A consortium of prosecco manufacturers has reportedly contacted the United Kingdom’s Food Standards Agency and Intellectual Property Office to threaten legal action under EU trading regulations against British wine bars and pubs that refuse to stop serving the sparkling wine from a keg. Prosecco sales apparently surpassed those of its rival, champagne, for the first time in 2014, and in the same year the United Kingdom replaced Germany as the top export market for prosecco.

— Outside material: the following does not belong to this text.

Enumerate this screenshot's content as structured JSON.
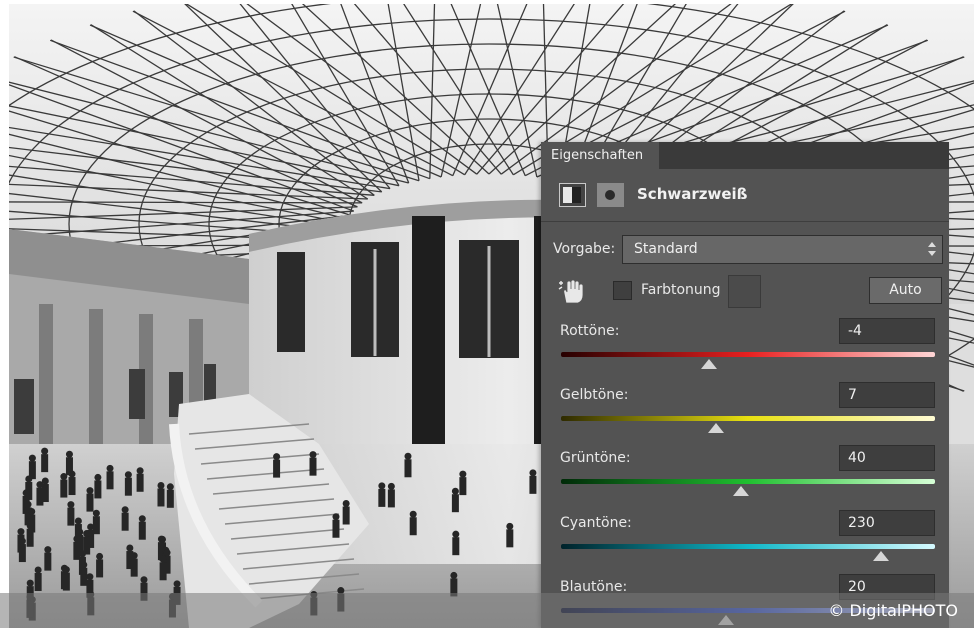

“If prosecco is sold on tap then it is no longer prosecco—it needs to be served directly from the bottle,” Luca Giavi, director of the consortium, told The Telegraph. The winemakers cite a 2009 European law which states that “prosecco wine shall be marketed exclusively in traditional glass bottles,” and the president of the consortium, Stefano Zanettin, asserted that violations can merit fines ranging from €2,000 to €20,000. Michele Anzaldi, a member of the Italian Parliament’s agricultural commission, has pledged support for the consortium’s efforts. “The government will act immediately, in conjunction with the EU, against the United Kingdom and the incorrect serving of prosecco in British pubs,” he was quoted as saying. “We will find out if sanctions have already been applied and if not how best we can discourage further violations that are damaging a valuable sector of our economy.” See The Telegraph and The Independent, January 7, 2015.